Thought leadership is about providing leading insights and commentary at the cutting edge of the subject matter in hand. The most respected thought leaders, although differing in style, have a number of similarities that appear to be key to their effectiveness.
With psychologists confirming that leaders can emerge at any time and in any situation, the question of exactly how to develop an effective thought leadership strategy has never been more relevant.
Authenticity, values and new angles
A lack of authenticity when delivering a thought leadership strategy will quickly erode credibility. Acting or seemingly playing a role is a trait that we are all unconsciously qualified to spot in someone early on, just as many can instinctively sense when someone is being real.
Of course, being yourself means being in line with relevant personal and professional values. This is not only important but is also the solid foundation of a successful thought strategy. Being yourself really does seem to be good advice in this case.
With prolific human learning being acquired and documented in huge quantities, a thought leadership strategy that can take already known information and provide a new light, new angle or new approach is also key.
Communicating with clarity
Any thought leadership strategy will stay as an idea if it is not delivered with absolute clarity to an audience that needs it. Companies such as Cheltenham PR agency www.targetgroup.co.uk are typical of teams that ensure the strategy is not only communicated but also delivered in a way in which the audience can connect with it quickly. In a fast-paced, complex world in which clarity is key, delivering a thought leadership strategy in a way that it is understood first time is critical.
Inclusivity and relevance
Paradoxically, a thought leader may well benefit by listening to the thoughts of others when building an effective strategy. Although more experienced strategists may benefit from the ‘Edison effect’ -having learnt 999 ways not to do something on their way to finding the way that will work – those just starting out can turn fresh eyes onto how to turn old knowledge into new approaches.

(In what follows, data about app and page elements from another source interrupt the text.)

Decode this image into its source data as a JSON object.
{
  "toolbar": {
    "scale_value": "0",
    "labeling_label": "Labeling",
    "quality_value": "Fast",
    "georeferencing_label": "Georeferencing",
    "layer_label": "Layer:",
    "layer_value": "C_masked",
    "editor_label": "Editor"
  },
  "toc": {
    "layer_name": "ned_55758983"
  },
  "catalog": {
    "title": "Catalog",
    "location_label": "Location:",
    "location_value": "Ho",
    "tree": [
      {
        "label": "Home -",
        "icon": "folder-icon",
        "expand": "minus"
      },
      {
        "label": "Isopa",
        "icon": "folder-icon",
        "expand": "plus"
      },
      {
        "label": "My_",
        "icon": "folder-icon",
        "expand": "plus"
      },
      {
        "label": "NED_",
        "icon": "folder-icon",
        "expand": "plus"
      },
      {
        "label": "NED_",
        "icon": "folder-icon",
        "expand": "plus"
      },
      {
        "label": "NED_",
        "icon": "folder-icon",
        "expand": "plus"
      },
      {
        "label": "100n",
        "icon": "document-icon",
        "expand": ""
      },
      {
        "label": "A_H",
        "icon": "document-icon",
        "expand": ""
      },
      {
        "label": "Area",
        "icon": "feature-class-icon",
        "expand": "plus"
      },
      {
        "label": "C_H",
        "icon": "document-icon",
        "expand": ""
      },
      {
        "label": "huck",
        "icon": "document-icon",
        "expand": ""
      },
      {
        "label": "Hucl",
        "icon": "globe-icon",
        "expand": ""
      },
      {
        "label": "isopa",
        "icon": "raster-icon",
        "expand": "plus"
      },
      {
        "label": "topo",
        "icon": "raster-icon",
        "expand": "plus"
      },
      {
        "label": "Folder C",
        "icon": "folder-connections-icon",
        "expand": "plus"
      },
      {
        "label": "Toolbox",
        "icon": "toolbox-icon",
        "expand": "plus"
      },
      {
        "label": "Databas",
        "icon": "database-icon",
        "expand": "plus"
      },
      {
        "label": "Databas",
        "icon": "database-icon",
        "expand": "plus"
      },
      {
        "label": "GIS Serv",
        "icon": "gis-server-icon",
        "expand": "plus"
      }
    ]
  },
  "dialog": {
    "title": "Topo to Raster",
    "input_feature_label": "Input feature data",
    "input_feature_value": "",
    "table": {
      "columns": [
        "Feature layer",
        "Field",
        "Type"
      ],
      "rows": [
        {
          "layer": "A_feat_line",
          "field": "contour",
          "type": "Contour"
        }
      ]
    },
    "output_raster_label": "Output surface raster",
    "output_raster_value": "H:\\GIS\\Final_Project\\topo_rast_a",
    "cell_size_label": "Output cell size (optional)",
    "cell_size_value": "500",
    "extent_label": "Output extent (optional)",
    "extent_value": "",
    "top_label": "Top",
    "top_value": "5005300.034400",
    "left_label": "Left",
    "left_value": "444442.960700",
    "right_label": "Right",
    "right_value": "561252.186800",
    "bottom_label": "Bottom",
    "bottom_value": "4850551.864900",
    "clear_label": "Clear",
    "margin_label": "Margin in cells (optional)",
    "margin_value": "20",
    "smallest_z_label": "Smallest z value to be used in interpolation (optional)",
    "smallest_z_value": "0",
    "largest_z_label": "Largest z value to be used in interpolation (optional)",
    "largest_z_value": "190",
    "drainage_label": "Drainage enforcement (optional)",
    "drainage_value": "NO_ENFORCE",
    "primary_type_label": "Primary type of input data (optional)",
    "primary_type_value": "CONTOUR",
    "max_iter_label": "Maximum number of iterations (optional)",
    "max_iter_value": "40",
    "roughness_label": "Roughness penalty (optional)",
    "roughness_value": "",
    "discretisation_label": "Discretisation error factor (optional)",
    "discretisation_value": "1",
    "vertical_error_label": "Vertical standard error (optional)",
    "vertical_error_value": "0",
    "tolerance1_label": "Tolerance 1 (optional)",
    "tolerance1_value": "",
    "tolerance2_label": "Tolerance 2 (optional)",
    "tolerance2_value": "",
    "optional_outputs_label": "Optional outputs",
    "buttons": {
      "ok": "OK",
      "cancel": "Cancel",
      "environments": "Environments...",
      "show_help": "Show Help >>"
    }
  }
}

Including a relevant blend of new and old is worth thinking about to achieve the key objective of thought leadership: to benefit the many rather than the few in the long term.